A mighty beast that once traversed the waters of the Black Sea is finally getting the retirement it deserves – the only Lun-class ekranoplan, the MD-160, has been towed to the Republic of Dagestan, Russia and is now being repurposed to become a tourist attraction. Visitors will reportedly be able to look inside the 300-tonne machine, which served first in the Soviet and then in the Russian Navy until being retired in the late 1990s.
Despite being exclusively deployed at sea, ekranoplans are not technically ships, despite being classified as such by the International Maritime Organisation. Nor is it an aircraft in the usual sense.
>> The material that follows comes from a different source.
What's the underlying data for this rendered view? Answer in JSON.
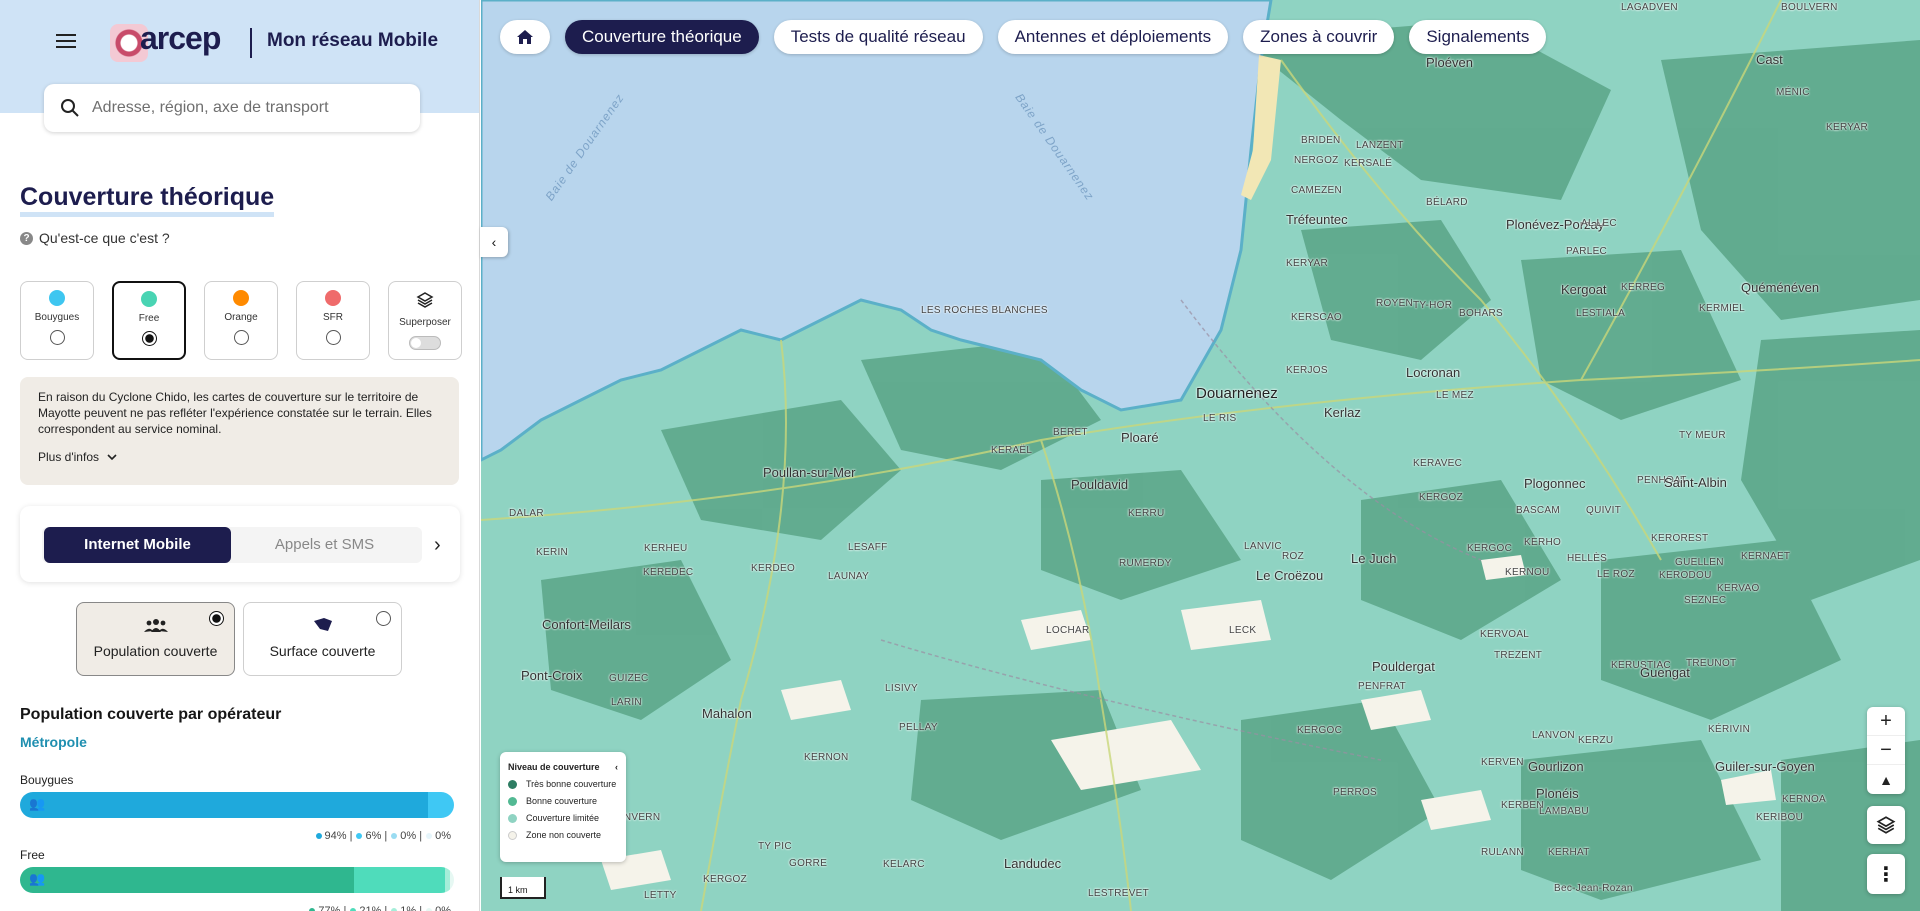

It flies roughly four metres above the water relying on its wings and the ground effect – an aerodynamic force created by the air reflected against the surface of water.
The USSR developed and built several models of ekranoplans, but the MD-160 was the only Lun-class vehicle built except for the prototype craft, which crashed after 15 years of tests in the Caspian Sea. The latter were noticed by the CIA in the middle of the Cold War, leaving the agency puzzled about the design and purpose of the ship, which they dubbed the "Caspian Sea Monster".
The spy agency even devised a dedicated drone to watch over the Lun ekranoplan's trials, learning in the process that it was an aircraft capable of both transporting forces and landing missile strikes against enemy ships using P-270 Moskit (Mosquito) guided missiles fired from six launchers.